NOTES AND QUERIES.
s. XL JAN. 31,
technical or professional" Latin term was caught up by the penny-a-liner, and came to everybody's eyes and" ears. Apparently everybody who read or heard of the mys- terious word rushed at once, not to the Syden- ham Society's or other medical lexicon, but to the * New English Dictionary ' for some account of it, and, not finding it there, wrote to me to express their disappointment or indignation indignation being especially strong on the part of those whose friends or relatives had oeen victims of the disease, which, having thus shown that it was not to be trifled with, ought to have been treated with respect in the dictionary. I have had more letters about the omission of appendicitis than about any word in the language. Per- haps readers of ' N. & Q.,' who now know the facts, will abstain from swelling the number. No dictionary before 1890 contains the word; it is .wanting even in the ' Century,' 1889.

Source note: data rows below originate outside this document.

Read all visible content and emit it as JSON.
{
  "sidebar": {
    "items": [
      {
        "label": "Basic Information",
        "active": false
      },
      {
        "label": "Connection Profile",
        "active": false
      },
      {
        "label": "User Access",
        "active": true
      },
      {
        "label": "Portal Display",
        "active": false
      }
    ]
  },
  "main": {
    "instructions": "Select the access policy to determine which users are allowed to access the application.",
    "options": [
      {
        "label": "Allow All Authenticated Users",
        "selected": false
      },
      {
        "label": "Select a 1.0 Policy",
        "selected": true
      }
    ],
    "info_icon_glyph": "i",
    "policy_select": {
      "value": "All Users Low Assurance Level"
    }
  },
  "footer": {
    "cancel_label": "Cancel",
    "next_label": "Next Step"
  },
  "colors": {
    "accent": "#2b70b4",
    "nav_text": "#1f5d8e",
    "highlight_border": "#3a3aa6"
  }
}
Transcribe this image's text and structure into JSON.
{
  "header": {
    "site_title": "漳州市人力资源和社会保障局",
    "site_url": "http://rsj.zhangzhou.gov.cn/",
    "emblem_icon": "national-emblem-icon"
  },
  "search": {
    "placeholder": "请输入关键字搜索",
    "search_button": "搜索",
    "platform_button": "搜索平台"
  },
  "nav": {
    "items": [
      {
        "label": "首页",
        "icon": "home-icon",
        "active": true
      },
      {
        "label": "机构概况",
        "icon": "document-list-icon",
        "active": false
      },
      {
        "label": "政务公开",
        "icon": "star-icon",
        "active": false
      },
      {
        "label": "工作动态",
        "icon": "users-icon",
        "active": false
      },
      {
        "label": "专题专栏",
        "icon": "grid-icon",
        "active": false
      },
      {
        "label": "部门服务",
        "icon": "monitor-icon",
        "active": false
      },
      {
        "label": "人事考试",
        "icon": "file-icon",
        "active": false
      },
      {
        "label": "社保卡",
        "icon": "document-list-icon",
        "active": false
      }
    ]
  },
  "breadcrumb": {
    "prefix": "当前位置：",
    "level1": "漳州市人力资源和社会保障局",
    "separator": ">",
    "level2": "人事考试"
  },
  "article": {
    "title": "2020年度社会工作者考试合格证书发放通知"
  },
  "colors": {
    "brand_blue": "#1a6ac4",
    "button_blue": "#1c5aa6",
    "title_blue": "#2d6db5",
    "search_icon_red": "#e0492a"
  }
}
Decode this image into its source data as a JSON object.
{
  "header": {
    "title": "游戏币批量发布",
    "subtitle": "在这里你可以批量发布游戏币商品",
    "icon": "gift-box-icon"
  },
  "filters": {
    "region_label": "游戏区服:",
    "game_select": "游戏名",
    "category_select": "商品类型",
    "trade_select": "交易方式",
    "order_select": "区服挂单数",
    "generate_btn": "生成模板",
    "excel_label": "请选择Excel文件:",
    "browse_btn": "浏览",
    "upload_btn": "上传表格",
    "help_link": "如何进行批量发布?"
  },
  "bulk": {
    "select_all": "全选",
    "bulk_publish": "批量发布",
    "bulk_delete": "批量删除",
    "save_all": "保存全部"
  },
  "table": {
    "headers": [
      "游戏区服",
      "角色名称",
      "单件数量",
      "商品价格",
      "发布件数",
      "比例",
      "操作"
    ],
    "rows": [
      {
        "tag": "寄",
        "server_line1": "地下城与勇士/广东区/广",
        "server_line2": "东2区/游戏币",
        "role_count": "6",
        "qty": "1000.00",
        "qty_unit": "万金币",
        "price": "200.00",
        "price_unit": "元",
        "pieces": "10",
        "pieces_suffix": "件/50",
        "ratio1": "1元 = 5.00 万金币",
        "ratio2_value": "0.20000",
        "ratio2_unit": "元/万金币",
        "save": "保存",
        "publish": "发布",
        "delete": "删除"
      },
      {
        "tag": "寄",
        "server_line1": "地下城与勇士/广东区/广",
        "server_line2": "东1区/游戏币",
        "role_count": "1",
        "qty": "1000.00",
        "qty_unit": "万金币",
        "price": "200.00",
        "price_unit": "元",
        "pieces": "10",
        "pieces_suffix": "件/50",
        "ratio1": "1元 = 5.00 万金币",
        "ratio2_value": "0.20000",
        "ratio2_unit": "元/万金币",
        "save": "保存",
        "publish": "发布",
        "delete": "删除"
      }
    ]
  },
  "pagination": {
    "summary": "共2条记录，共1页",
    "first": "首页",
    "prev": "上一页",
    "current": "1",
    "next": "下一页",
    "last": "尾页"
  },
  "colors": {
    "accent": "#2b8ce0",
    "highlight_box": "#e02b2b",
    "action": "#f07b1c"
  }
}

Words in -itis have come greatly into popu- lar use during the last twenty years. Pre- viously to that I doubt whether any other than bronchitis (invented in 1814) was " under- standed of the people," and even that was often put into more familiar guise as Brown Titus or Brown Typhus as good Englishings as the once fashionable sparrowgrass for asparagus. When a part of the body was inflamed, our mothers were satisfied to call it inflammation of the throat, the ear, the eye, or the bowels; now their children prefer to be professionally assured that they are suffering from laryngitis, otitis, ophthalmitis, or perito- nitis; familiarity with these mysterious names seems to make the disease itself better known, and so, according to the adage, "half-cured." When you can call your malady endocarditis, you have got to the very heart of the matter, and know that that is what it really is. The result is that it becomes doubtful whether we can any longer say that words in -it-is (whether or not English in form; are not English in use ; and it is evident that appen- dicitis, though unknown to English dictiona- ries before 1890, must be included in all dictionaries for the future. But what of all the thousand -itis names for diseases not yet popular? J. A. H. MURRAY.
L, T s ., te ? m was used b ^ Dr - w - O^er at the Philadelphia County Medical Society on 14 December, 1887. See Medical News, 7 January, 1888, p. 26 (quoted in Braithwaite's 'Retrospect of Medicine,' xcvii. 50).
WATCHHOUSES FOR THE PREVENTION OF BODYSNATCHING (9 th S. x. 448 ; xi. 33). In connexion with MR. MANLEY'S note on the
watchman who formerly guarded the burial- ground of the Maiden Lane Synagogue, I may mention that Mr. Abraham Mocatta, of Mansell Street, Goodman's Fields, in his will, dated 30 January, 1800 (P.C.C. 132 Adderley), leaves instructions that his grave should be watched for twelve months by three men, one by night [day 1] and two by night, and if at the end of the year no disturbance of his remains has taken place, 200Z. is to be divided among them; but should they fail in their trust the money is to go to charities. His tomb is in good preservation, and is in the interesting burial-ground of the Spanish and Portuguese Jews in the Mile End Road.
THOMAS COLYER-FERGUSSON. Wombwell Hall, near Gravesend.
In the wall or railing surrounding Ber- mondsey Churchyard are two small polygonal buildings of one floor only. The one nearest the church is partially shown in a print, dated 1804, given in E. T. Clarke's ' Bermondsey,' 1901 ; but these buildings are probably much older. Were they constables' lock-ups for evildoers ; or what was their original use ? ADRIAN WHEELER.
AUTHOR OF LINES WANTED (9 th S. xi. 28). The lines quoted by DR. MURRAY form the eighth and ninth stanzas of John Greenleaf Wnittier's poem 'William Francis Bartlett' (1878). The first line should read- When Earth, as if on evil dreams.
WALTER JERROLD. Hampton-on-Thames.
KURISH GERMAN (9 th S. x. 406). Some of the pronunciations given by MR. ACKERLEY in his interesting note as peculiar to Kur- land are common to many parts of Germany ; the pronunciation of the modified vowels u and o as ih and eh respectively can be heard, for instance, in Saxony, and the letter g is very frequently pronounced soft in such ex- pressions as "heil'ger Mann," "Elgersburg," in various provinces. In fact, there is excellent authority for the soft sound of g in such forns as "heil'ger." Bude, which is given as M.H.G., is N.H.G.; the M.H.G. form is buode. CHARLES BUNDY WILSON.
The State University of Iowa.
" To THE NINES " (9 th S. x. 387, 456 ; xi. 34). The reas9n why I referred to Mr. C. P. G. Scott's article in vol. xxiii. of the Transactions of the American Philological Association is because the treatment of the whole question of "attraction" in English is so full, and the number of quotations is so large. I am quite satisfied with his, explanation, and I think